- **TASK DIRECTIONS**
Please reproduce every entry, keeping each one exact.

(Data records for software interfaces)

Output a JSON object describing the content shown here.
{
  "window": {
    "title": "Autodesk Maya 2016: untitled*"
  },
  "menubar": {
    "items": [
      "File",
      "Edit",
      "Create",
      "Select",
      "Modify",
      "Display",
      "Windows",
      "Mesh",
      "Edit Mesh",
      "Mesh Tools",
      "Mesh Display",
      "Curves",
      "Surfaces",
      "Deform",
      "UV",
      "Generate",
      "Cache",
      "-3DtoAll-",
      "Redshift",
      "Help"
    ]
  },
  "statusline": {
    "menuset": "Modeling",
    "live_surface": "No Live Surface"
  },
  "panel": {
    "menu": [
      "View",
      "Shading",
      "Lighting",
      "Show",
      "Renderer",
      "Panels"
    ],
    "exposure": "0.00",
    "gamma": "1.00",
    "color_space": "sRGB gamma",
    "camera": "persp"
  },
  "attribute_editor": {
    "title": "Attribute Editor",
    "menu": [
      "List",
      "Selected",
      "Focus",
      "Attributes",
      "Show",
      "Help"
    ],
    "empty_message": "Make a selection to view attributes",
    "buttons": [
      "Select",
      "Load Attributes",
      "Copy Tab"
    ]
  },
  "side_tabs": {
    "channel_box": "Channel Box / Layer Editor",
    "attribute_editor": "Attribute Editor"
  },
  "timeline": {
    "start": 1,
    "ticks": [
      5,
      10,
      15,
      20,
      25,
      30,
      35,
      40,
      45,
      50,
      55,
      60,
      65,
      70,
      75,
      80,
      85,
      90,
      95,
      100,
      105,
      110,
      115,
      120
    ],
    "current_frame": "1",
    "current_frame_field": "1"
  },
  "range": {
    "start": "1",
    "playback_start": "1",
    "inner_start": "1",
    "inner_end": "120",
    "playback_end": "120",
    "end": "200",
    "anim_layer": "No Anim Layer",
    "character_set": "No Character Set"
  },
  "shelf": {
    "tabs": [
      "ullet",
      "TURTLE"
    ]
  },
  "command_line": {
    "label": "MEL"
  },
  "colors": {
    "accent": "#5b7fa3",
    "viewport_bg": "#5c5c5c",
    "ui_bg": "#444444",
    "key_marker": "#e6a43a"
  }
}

- **ANSWER TO THIS TASK**
Output a JSON object describing the content shown here.
{
  "window": {
    "title": "Autodesk Maya 2016: untitled*"
  },
  "menubar": {
    "items": [
      "File",
      "Edit",
      "Create",
      "Select",
      "Modify",
      "Display",
      "Windows",
      "Mesh",
      "Edit Mesh",
      "Mesh Tools",
      "Mesh Display",
      "Curves",
      "Surfaces",
      "Deform",
      "UV",
      "Generate",
      "Cache",
      "-3DtoAll-",
      "Redshift",
      "Help"
    ]
  },
  "statusline": {
    "menuset": "Modeling",
    "live_surface": "No Live Surface"
  },
  "panel": {
    "menu": [
      "View",
      "Shading",
      "Lighting",
      "Show",
      "Renderer",
      "Panels"
    ],
    "exposure": "0.00",
    "gamma": "1.00",
    "color_space": "sRGB gamma",
    "camera": "persp"
  },
  "attribute_editor": {
    "title": "Attribute Editor",
    "menu": [
      "List",
      "Selected",
      "Focus",
      "Attributes",
      "Show",
      "Help"
    ],
    "empty_message": "Make a selection to view attributes",
    "buttons": [
      "Select",
      "Load Attributes",
      "Copy Tab"
    ]
  },
  "side_tabs": {
    "channel_box": "Channel Box / Layer Editor",
    "attribute_editor": "Attribute Editor"
  },
  "timeline": {
    "start": 1,
    "ticks": [
      5,
      10,
      15,
      20,
      25,
      30,
      35,
      40,
      45,
      50,
      55,
      60,
      65,
      70,
      75,
      80,
      85,
      90,
      95,
      100,
      105,
      110,
      115,
      120
    ],
    "current_frame": "1",
    "current_frame_field": "1"
  },
  "range": {
    "start": "1",
    "playback_start": "1",
    "inner_start": "1",
    "inner_end": "120",
    "playback_end": "120",
    "end": "200",
    "anim_layer": "No Anim Layer",
    "character_set": "No Character Set"
  },
  "shelf": {
    "tabs": [
      "ullet",
      "TURTLE"
    ]
  },
  "command_line": {
    "label": "MEL"
  },
  "colors": {
    "accent": "#5b7fa3",
    "viewport_bg": "#5c5c5c",
    "ui_bg": "#444444",
    "key_marker": "#e6a43a"
  }
}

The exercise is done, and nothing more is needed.